After this man had carried on all kinds of war against us and had caused our people to be diligently hunted up in their retreats, as if they were unholy thieves, and had devised every sort of slander and accusation against us, and become the cause of death to vast numbers, he finally erected a statue of Jupiter Philius 2725 with certain juggleries and magic rites. And after inventing unholy forms of initiation and ill-omened mysteries in connection with it, and abominable means of purification, 2726 he exhibited his jugglery, by oracles which he pretended to utter, even to the emperor; and through a flattery which was pleasing to the ruler he aroused the demon against the Christians and said that the god had given command to expel the Christians as his enemies beyond the confines of the city and the neighboring districts.

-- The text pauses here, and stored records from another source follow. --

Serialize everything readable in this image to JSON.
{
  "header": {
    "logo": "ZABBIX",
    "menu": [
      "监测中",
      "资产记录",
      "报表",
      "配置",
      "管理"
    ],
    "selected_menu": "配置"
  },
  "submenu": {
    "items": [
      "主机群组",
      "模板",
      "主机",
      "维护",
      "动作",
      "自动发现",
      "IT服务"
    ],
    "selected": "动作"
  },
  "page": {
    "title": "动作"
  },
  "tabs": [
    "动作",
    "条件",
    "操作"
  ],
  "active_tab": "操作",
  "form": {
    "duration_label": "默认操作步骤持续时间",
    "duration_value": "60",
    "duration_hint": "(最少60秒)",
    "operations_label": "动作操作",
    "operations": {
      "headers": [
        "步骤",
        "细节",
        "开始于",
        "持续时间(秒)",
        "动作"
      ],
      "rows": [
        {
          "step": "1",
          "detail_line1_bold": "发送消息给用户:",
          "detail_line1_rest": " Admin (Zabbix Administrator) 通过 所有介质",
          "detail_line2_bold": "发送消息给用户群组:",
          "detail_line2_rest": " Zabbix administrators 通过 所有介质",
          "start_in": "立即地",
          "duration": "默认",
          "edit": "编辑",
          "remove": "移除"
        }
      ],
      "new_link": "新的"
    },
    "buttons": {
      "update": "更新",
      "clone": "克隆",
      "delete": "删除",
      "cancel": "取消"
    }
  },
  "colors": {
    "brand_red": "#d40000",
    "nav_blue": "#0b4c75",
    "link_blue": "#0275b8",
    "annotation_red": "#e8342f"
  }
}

Jupiter Philius, the god of friendship or good-will, was widely honored in the East. He seems to have been the tutelary divinity of Antioch, and, according to Valesius, a temple of his at Antioch is mentioned by the emperor Julian and by Libanius.


“The ceremonies of the Gentiles, used in the erection and consecration of images to their gods, were various. Jupiter Ctesius was consecrated with one sort of rites, Herceus with another, and Philius with a third sort” (Valesius). For farther particulars, see his note ad locum.

Next: Chapter IV